╔══
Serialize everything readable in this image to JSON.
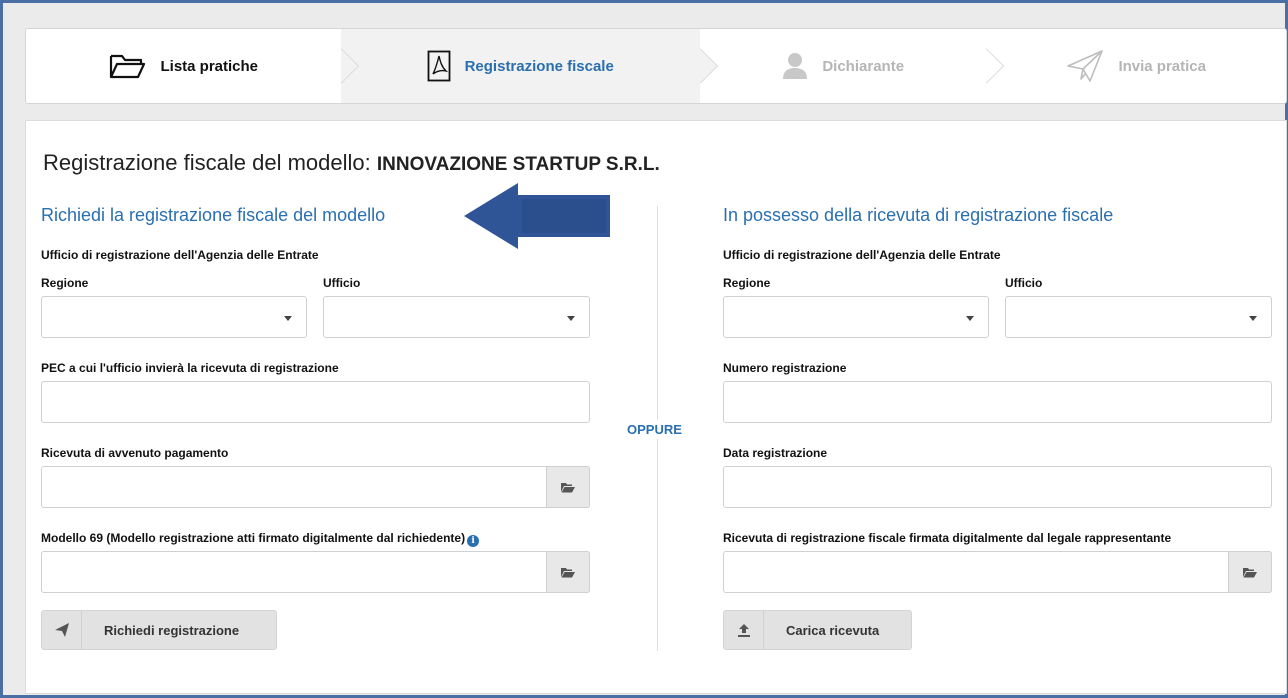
{
  "stepper": {
    "steps": [
      {
        "label": "Lista pratiche",
        "icon": "folder-icon",
        "state": "done"
      },
      {
        "label": "Registrazione fiscale",
        "icon": "pdf-icon",
        "state": "active"
      },
      {
        "label": "Dichiarante",
        "icon": "user-icon",
        "state": "disabled"
      },
      {
        "label": "Invia pratica",
        "icon": "paper-plane-icon",
        "state": "disabled"
      }
    ]
  },
  "page": {
    "title_prefix": "Registrazione fiscale del modello:",
    "company": "INNOVAZIONE STARTUP S.R.L."
  },
  "left": {
    "title": "Richiedi la registrazione fiscale del modello",
    "office_section": "Ufficio di registrazione dell'Agenzia delle Entrate",
    "regione_label": "Regione",
    "ufficio_label": "Ufficio",
    "regione_value": "",
    "ufficio_value": "",
    "pec_label": "PEC a cui l'ufficio invierà la ricevuta di registrazione",
    "pec_value": "",
    "ricevuta_label": "Ricevuta di avvenuto pagamento",
    "ricevuta_value": "",
    "modello_label": "Modello 69 (Modello registrazione atti firmato digitalmente dal richiedente)",
    "modello_value": "",
    "button_label": "Richiedi registrazione"
  },
  "separator": "OPPURE",
  "right": {
    "title": "In possesso della ricevuta di registrazione fiscale",
    "office_section": "Ufficio di registrazione dell'Agenzia delle Entrate",
    "regione_label": "Regione",
    "ufficio_label": "Ufficio",
    "regione_value": "",
    "ufficio_value": "",
    "numero_label": "Numero registrazione",
    "numero_value": "",
    "data_label": "Data registrazione",
    "data_value": "",
    "ricevuta_label": "Ricevuta di registrazione fiscale firmata digitalmente dal legale rappresentante",
    "ricevuta_value": "",
    "button_label": "Carica ricevuta"
  },
  "colors": {
    "accent": "#2a6fb0",
    "annotation_arrow": "#2f5597",
    "disabled_step": "#b5b5b5"
  }
}
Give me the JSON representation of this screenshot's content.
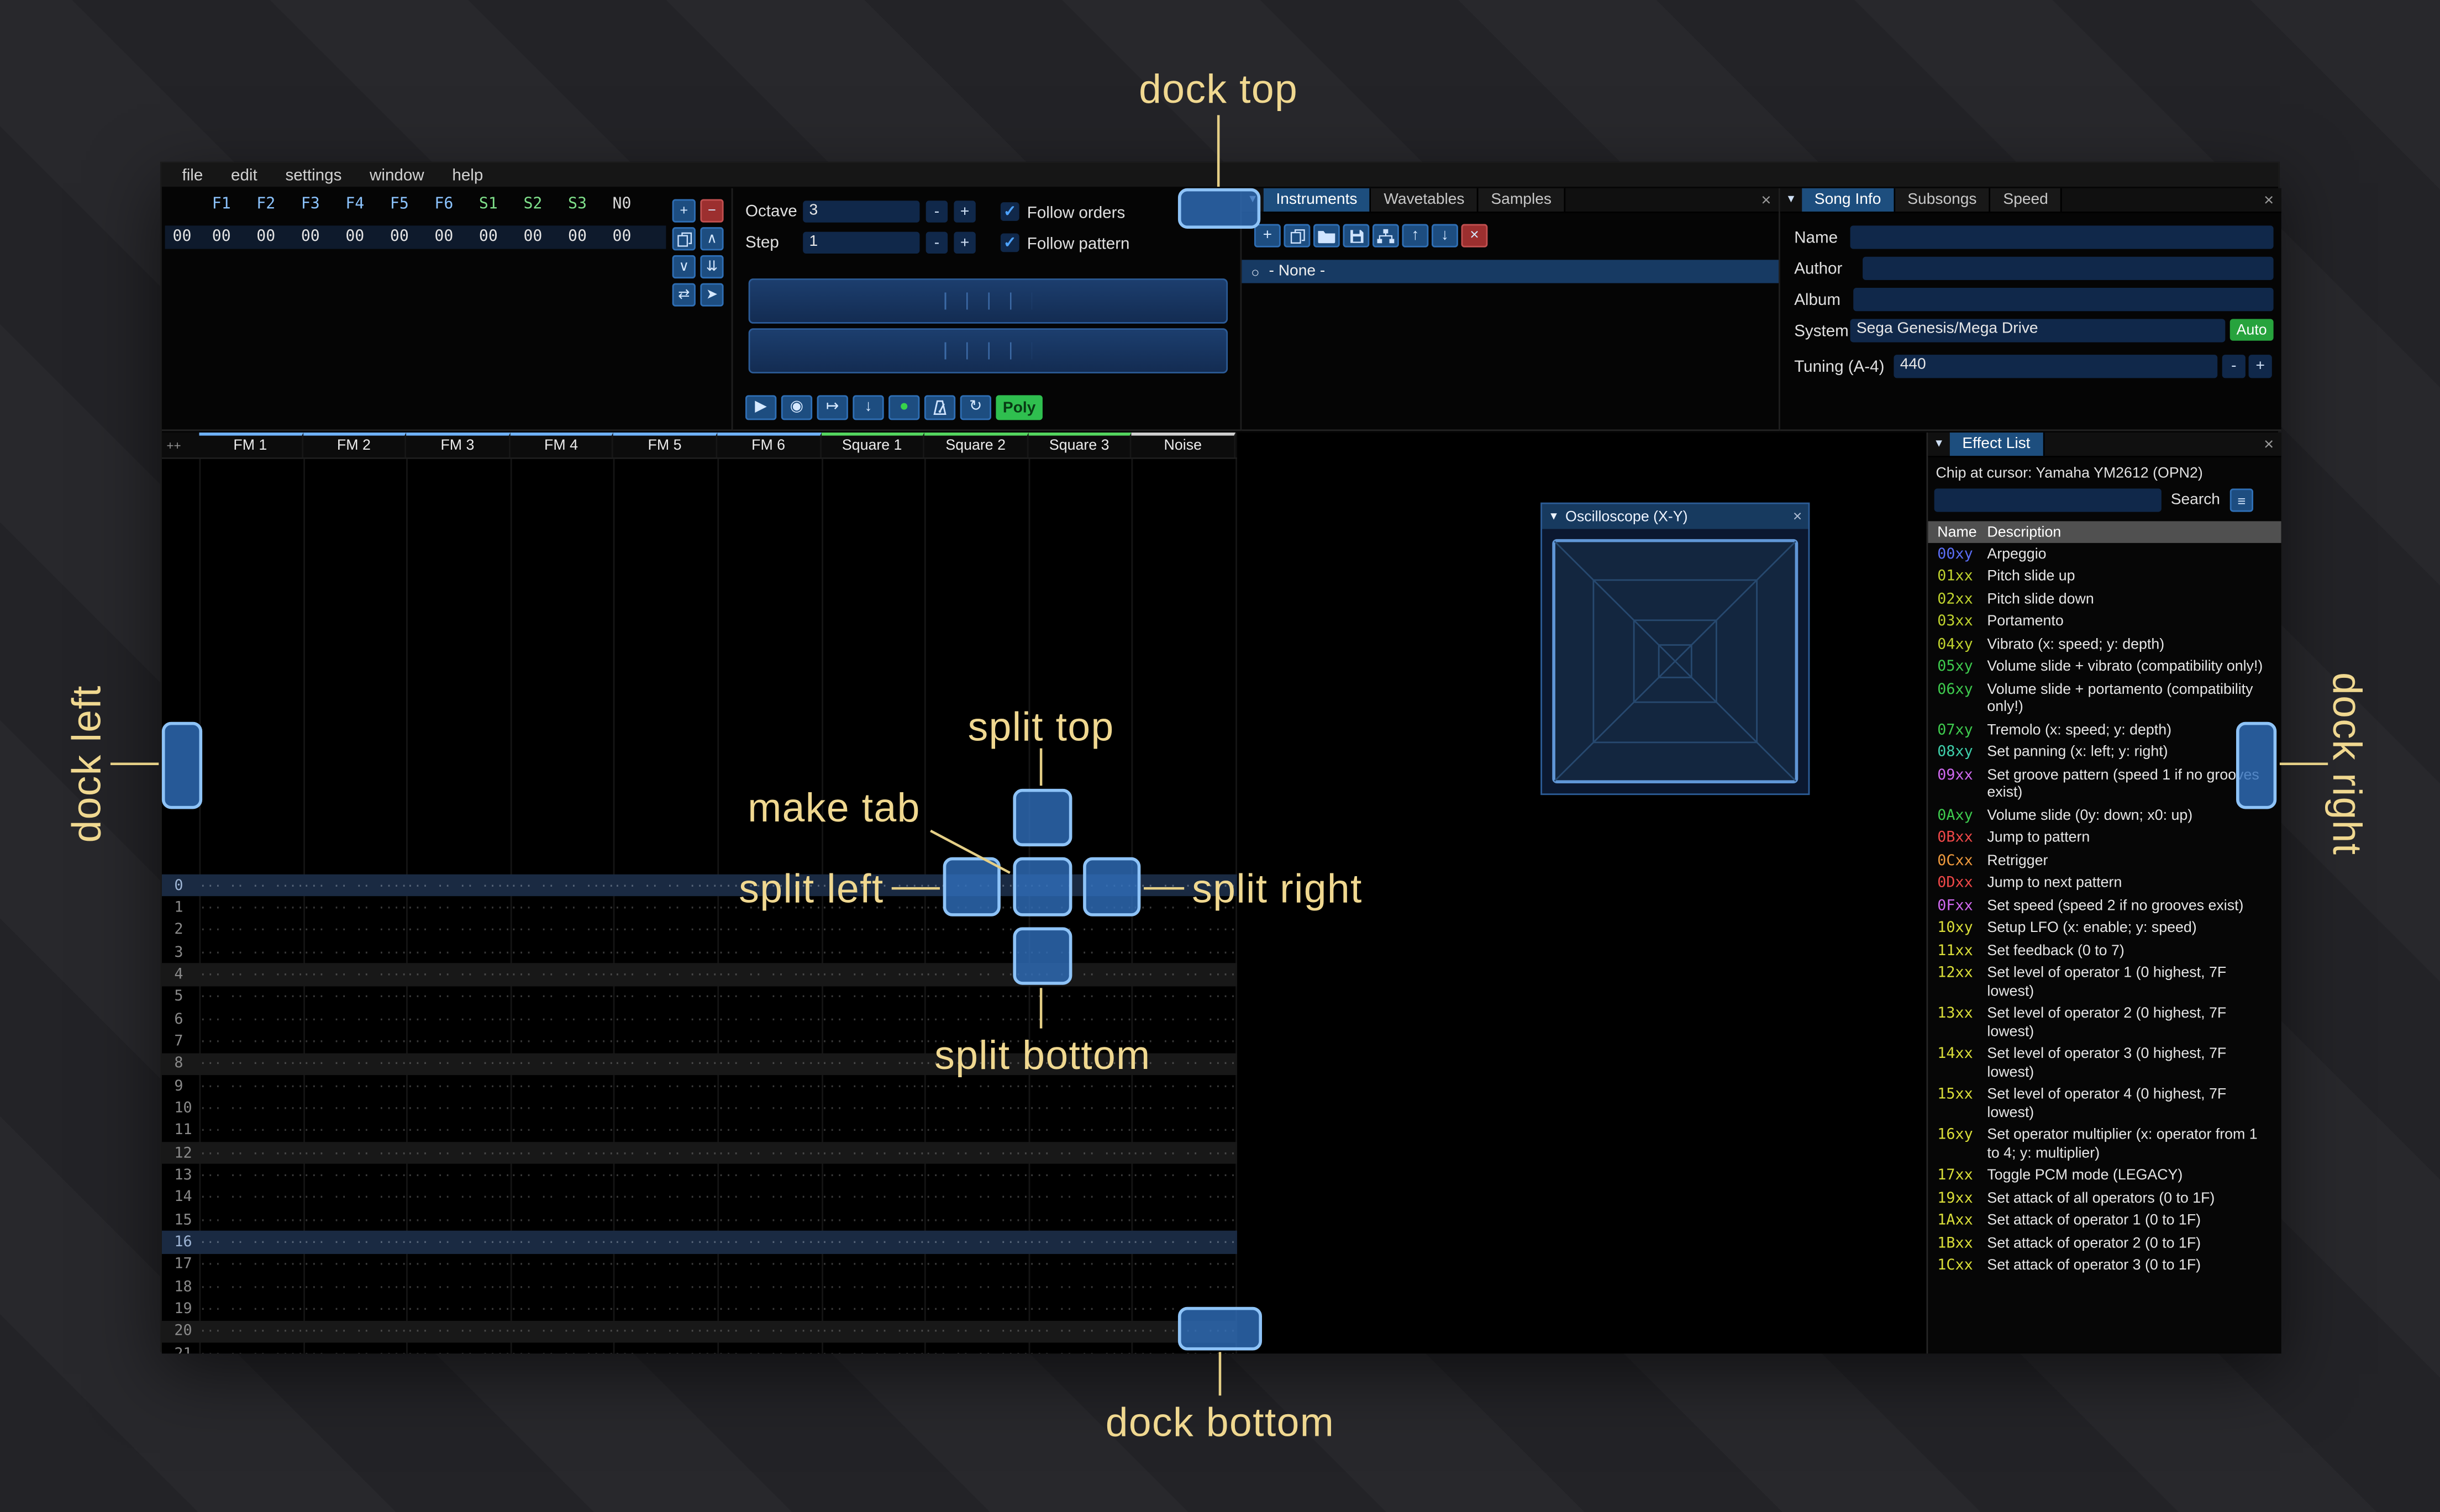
{
  "icons": {
    "caret": "▼",
    "close": "×",
    "hamburger": "≡",
    "radio": "○",
    "check": "✓"
  },
  "menu": {
    "items": [
      "file",
      "edit",
      "settings",
      "window",
      "help"
    ]
  },
  "orders": {
    "row_label": "00",
    "channels": [
      {
        "name": "F1",
        "color": "#8cc4ff"
      },
      {
        "name": "F2",
        "color": "#8cc4ff"
      },
      {
        "name": "F3",
        "color": "#8cc4ff"
      },
      {
        "name": "F4",
        "color": "#8cc4ff"
      },
      {
        "name": "F5",
        "color": "#8cc4ff"
      },
      {
        "name": "F6",
        "color": "#8cc4ff"
      },
      {
        "name": "S1",
        "color": "#7fe08a"
      },
      {
        "name": "S2",
        "color": "#7fe08a"
      },
      {
        "name": "S3",
        "color": "#7fe08a"
      },
      {
        "name": "N0",
        "color": "#d8d8d8"
      }
    ],
    "values": [
      "00",
      "00",
      "00",
      "00",
      "00",
      "00",
      "00",
      "00",
      "00",
      "00"
    ],
    "buttons": [
      {
        "name": "order-add-button",
        "icon": "add-icon",
        "glyph": "+",
        "variant": "blue"
      },
      {
        "name": "order-remove-button",
        "icon": "minus-icon",
        "glyph": "−",
        "variant": "red"
      },
      {
        "name": "order-duplicate-button",
        "icon": "duplicate-icon",
        "svg": "duplicate",
        "variant": "blue"
      },
      {
        "name": "order-move-up-button",
        "icon": "chevron-up-icon",
        "glyph": "∧",
        "variant": "blue"
      },
      {
        "name": "order-move-down-button",
        "icon": "chevron-down-icon",
        "glyph": "∨",
        "variant": "blue"
      },
      {
        "name": "order-deep-clone-button",
        "icon": "double-chevron-down-icon",
        "glyph": "⇊",
        "variant": "blue"
      },
      {
        "name": "order-change-mode-button",
        "icon": "swap-icon",
        "glyph": "⇄",
        "variant": "blue"
      },
      {
        "name": "order-edit-button",
        "icon": "pointer-icon",
        "glyph": "➤",
        "variant": "blue"
      }
    ]
  },
  "controls": {
    "octave_label": "Octave",
    "octave_value": "3",
    "step_label": "Step",
    "step_value": "1",
    "minus_label": "-",
    "plus_label": "+",
    "follow_orders_label": "Follow orders",
    "follow_pattern_label": "Follow pattern",
    "poly_label": "Poly",
    "playback": [
      {
        "name": "play-button",
        "icon": "play-icon",
        "glyph": "▶"
      },
      {
        "name": "play-pattern-button",
        "icon": "play-circle-icon",
        "glyph": "◉"
      },
      {
        "name": "play-from-cursor-button",
        "icon": "play-row-icon",
        "glyph": "↦"
      },
      {
        "name": "step-row-button",
        "icon": "arrow-down-icon",
        "glyph": "↓"
      },
      {
        "name": "record-button",
        "icon": "record-icon",
        "glyph": "●",
        "color": "#37d44b"
      },
      {
        "name": "metronome-button",
        "icon": "metronome-icon",
        "svg": "metronome"
      },
      {
        "name": "repeat-pattern-button",
        "icon": "repeat-icon",
        "glyph": "↻"
      }
    ]
  },
  "instruments": {
    "tabs": [
      "Instruments",
      "Wavetables",
      "Samples"
    ],
    "active_tab": "Instruments",
    "toolbar": [
      {
        "name": "instrument-add-button",
        "icon": "add-icon",
        "glyph": "+"
      },
      {
        "name": "instrument-duplicate-button",
        "icon": "duplicate-icon",
        "svg": "duplicate"
      },
      {
        "name": "instrument-open-button",
        "icon": "folder-open-icon",
        "svg": "folder"
      },
      {
        "name": "instrument-save-button",
        "icon": "save-icon",
        "svg": "floppy"
      },
      {
        "name": "instrument-organize-button",
        "icon": "sitemap-icon",
        "svg": "sitemap"
      },
      {
        "name": "instrument-move-up-button",
        "icon": "arrow-up-icon",
        "glyph": "↑"
      },
      {
        "name": "instrument-move-down-button",
        "icon": "arrow-down-icon",
        "glyph": "↓"
      },
      {
        "name": "instrument-delete-button",
        "icon": "delete-icon",
        "glyph": "×",
        "variant": "red"
      }
    ],
    "list": [
      {
        "label": "- None -",
        "selected": true
      }
    ]
  },
  "song_info": {
    "tabs": [
      "Song Info",
      "Subsongs",
      "Speed"
    ],
    "active_tab": "Song Info",
    "name_label": "Name",
    "name_value": "",
    "author_label": "Author",
    "author_value": "",
    "album_label": "Album",
    "album_value": "",
    "system_label": "System",
    "system_value": "Sega Genesis/Mega Drive",
    "auto_label": "Auto",
    "tuning_label": "Tuning (A-4)",
    "tuning_value": "440",
    "minus_label": "-",
    "plus_label": "+"
  },
  "pattern": {
    "corner_label": "++",
    "visible_rows": 22,
    "empty_cell": "··· ·· ·· ····",
    "channels": [
      {
        "name": "FM 1",
        "color": "#6fb2ff"
      },
      {
        "name": "FM 2",
        "color": "#6fb2ff"
      },
      {
        "name": "FM 3",
        "color": "#6fb2ff"
      },
      {
        "name": "FM 4",
        "color": "#6fb2ff"
      },
      {
        "name": "FM 5",
        "color": "#6fb2ff"
      },
      {
        "name": "FM 6",
        "color": "#6fb2ff"
      },
      {
        "name": "Square 1",
        "color": "#54d65f"
      },
      {
        "name": "Square 2",
        "color": "#54d65f"
      },
      {
        "name": "Square 3",
        "color": "#54d65f"
      },
      {
        "name": "Noise",
        "color": "#cfcfcf"
      }
    ]
  },
  "effect_list": {
    "tab_label": "Effect List",
    "chip_label": "Chip at cursor: Yamaha YM2612 (OPN2)",
    "search_label": "Search",
    "search_value": "",
    "name_header": "Name",
    "description_header": "Description",
    "effects": [
      {
        "code": "00xy",
        "color": "#5b6ef5",
        "desc": "Arpeggio"
      },
      {
        "code": "01xx",
        "color": "#bfd22e",
        "desc": "Pitch slide up"
      },
      {
        "code": "02xx",
        "color": "#bfd22e",
        "desc": "Pitch slide down"
      },
      {
        "code": "03xx",
        "color": "#bfd22e",
        "desc": "Portamento"
      },
      {
        "code": "04xy",
        "color": "#bfd22e",
        "desc": "Vibrato (x: speed; y: depth)"
      },
      {
        "code": "05xy",
        "color": "#3ecb4e",
        "desc": "Volume slide + vibrato (compatibility only!)"
      },
      {
        "code": "06xy",
        "color": "#3ecb4e",
        "desc": "Volume slide + portamento (compatibility only!)"
      },
      {
        "code": "07xy",
        "color": "#3ecb4e",
        "desc": "Tremolo (x: speed; y: depth)"
      },
      {
        "code": "08xy",
        "color": "#3fd0ab",
        "desc": "Set panning (x: left; y: right)"
      },
      {
        "code": "09xx",
        "color": "#d069ef",
        "desc": "Set groove pattern (speed 1 if no grooves exist)"
      },
      {
        "code": "0Axy",
        "color": "#3ecb4e",
        "desc": "Volume slide (0y: down; x0: up)"
      },
      {
        "code": "0Bxx",
        "color": "#ef4848",
        "desc": "Jump to pattern"
      },
      {
        "code": "0Cxx",
        "color": "#ef9a3d",
        "desc": "Retrigger"
      },
      {
        "code": "0Dxx",
        "color": "#ef4848",
        "desc": "Jump to next pattern"
      },
      {
        "code": "0Fxx",
        "color": "#d069ef",
        "desc": "Set speed (speed 2 if no grooves exist)"
      },
      {
        "code": "10xy",
        "color": "#dade39",
        "desc": "Setup LFO (x: enable; y: speed)"
      },
      {
        "code": "11xx",
        "color": "#dade39",
        "desc": "Set feedback (0 to 7)"
      },
      {
        "code": "12xx",
        "color": "#dade39",
        "desc": "Set level of operator 1 (0 highest, 7F lowest)"
      },
      {
        "code": "13xx",
        "color": "#dade39",
        "desc": "Set level of operator 2 (0 highest, 7F lowest)"
      },
      {
        "code": "14xx",
        "color": "#dade39",
        "desc": "Set level of operator 3 (0 highest, 7F lowest)"
      },
      {
        "code": "15xx",
        "color": "#dade39",
        "desc": "Set level of operator 4 (0 highest, 7F lowest)"
      },
      {
        "code": "16xy",
        "color": "#dade39",
        "desc": "Set operator multiplier (x: operator from 1 to 4; y: multiplier)"
      },
      {
        "code": "17xx",
        "color": "#dade39",
        "desc": "Toggle PCM mode (LEGACY)"
      },
      {
        "code": "19xx",
        "color": "#dade39",
        "desc": "Set attack of all operators (0 to 1F)"
      },
      {
        "code": "1Axx",
        "color": "#dade39",
        "desc": "Set attack of operator 1 (0 to 1F)"
      },
      {
        "code": "1Bxx",
        "color": "#dade39",
        "desc": "Set attack of operator 2 (0 to 1F)"
      },
      {
        "code": "1Cxx",
        "color": "#dade39",
        "desc": "Set attack of operator 3 (0 to 1F)"
      }
    ]
  },
  "oscilloscope": {
    "title": "Oscilloscope (X-Y)"
  },
  "dock_overlay": {
    "dock_top": "dock top",
    "dock_bottom": "dock bottom",
    "dock_left": "dock left",
    "dock_right": "dock right",
    "split_top": "split top",
    "split_bottom": "split bottom",
    "split_left": "split left",
    "split_right": "split right",
    "make_tab": "make tab"
  }
}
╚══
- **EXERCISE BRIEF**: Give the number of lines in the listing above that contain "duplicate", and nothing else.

- **OUTPUT FOR THIS EXERCISE**: 6